- **Problem to solve**
Word for word, copy out the records given below.

____________

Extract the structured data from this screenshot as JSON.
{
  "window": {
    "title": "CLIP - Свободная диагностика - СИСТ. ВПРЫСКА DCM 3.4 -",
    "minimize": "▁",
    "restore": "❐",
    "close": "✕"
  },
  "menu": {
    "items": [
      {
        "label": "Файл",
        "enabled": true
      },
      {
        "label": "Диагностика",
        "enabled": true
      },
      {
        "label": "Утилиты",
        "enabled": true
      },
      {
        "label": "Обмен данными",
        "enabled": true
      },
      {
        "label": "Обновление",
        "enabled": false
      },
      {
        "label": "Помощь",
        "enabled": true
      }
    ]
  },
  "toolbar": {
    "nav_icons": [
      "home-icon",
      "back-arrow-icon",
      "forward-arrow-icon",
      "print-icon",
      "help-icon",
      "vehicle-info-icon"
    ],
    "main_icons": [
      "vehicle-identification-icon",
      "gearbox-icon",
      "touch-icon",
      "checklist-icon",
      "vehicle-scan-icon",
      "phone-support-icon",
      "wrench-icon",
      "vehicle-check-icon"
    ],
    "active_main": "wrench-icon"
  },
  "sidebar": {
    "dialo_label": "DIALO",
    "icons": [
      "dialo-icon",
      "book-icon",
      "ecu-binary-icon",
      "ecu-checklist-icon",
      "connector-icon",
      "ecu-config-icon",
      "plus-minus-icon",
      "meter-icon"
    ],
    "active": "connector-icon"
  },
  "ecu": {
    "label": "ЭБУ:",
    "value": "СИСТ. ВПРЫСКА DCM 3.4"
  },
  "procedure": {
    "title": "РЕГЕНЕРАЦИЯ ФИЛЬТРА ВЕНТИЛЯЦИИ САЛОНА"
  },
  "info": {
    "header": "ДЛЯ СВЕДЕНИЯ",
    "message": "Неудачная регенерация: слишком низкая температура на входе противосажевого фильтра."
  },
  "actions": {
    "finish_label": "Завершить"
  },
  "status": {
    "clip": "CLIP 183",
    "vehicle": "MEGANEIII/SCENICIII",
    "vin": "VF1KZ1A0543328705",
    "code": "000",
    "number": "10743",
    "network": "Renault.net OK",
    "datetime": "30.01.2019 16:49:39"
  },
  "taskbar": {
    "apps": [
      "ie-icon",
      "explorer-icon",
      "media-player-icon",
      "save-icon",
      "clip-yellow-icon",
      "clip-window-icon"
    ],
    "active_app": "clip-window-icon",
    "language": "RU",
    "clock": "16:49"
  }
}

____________

- **Task output**
Extract the structured data from this screenshot as JSON.
{
  "window": {
    "title": "CLIP - Свободная диагностика - СИСТ. ВПРЫСКА DCM 3.4 -",
    "minimize": "▁",
    "restore": "❐",
    "close": "✕"
  },
  "menu": {
    "items": [
      {
        "label": "Файл",
        "enabled": true
      },
      {
        "label": "Диагностика",
        "enabled": true
      },
      {
        "label": "Утилиты",
        "enabled": true
      },
      {
        "label": "Обмен данными",
        "enabled": true
      },
      {
        "label": "Обновление",
        "enabled": false
      },
      {
        "label": "Помощь",
        "enabled": true
      }
    ]
  },
  "toolbar": {
    "nav_icons": [
      "home-icon",
      "back-arrow-icon",
      "forward-arrow-icon",
      "print-icon",
      "help-icon",
      "vehicle-info-icon"
    ],
    "main_icons": [
      "vehicle-identification-icon",
      "gearbox-icon",
      "touch-icon",
      "checklist-icon",
      "vehicle-scan-icon",
      "phone-support-icon",
      "wrench-icon",
      "vehicle-check-icon"
    ],
    "active_main": "wrench-icon"
  },
  "sidebar": {
    "dialo_label": "DIALO",
    "icons": [
      "dialo-icon",
      "book-icon",
      "ecu-binary-icon",
      "ecu-checklist-icon",
      "connector-icon",
      "ecu-config-icon",
      "plus-minus-icon",
      "meter-icon"
    ],
    "active": "connector-icon"
  },
  "ecu": {
    "label": "ЭБУ:",
    "value": "СИСТ. ВПРЫСКА DCM 3.4"
  },
  "procedure": {
    "title": "РЕГЕНЕРАЦИЯ ФИЛЬТРА ВЕНТИЛЯЦИИ САЛОНА"
  },
  "info": {
    "header": "ДЛЯ СВЕДЕНИЯ",
    "message": "Неудачная регенерация: слишком низкая температура на входе противосажевого фильтра."
  },
  "actions": {
    "finish_label": "Завершить"
  },
  "status": {
    "clip": "CLIP 183",
    "vehicle": "MEGANEIII/SCENICIII",
    "vin": "VF1KZ1A0543328705",
    "code": "000",
    "number": "10743",
    "network": "Renault.net OK",
    "datetime": "30.01.2019 16:49:39"
  },
  "taskbar": {
    "apps": [
      "ie-icon",
      "explorer-icon",
      "media-player-icon",
      "save-icon",
      "clip-yellow-icon",
      "clip-window-icon"
    ],
    "active_app": "clip-window-icon",
    "language": "RU",
    "clock": "16:49"
  }
}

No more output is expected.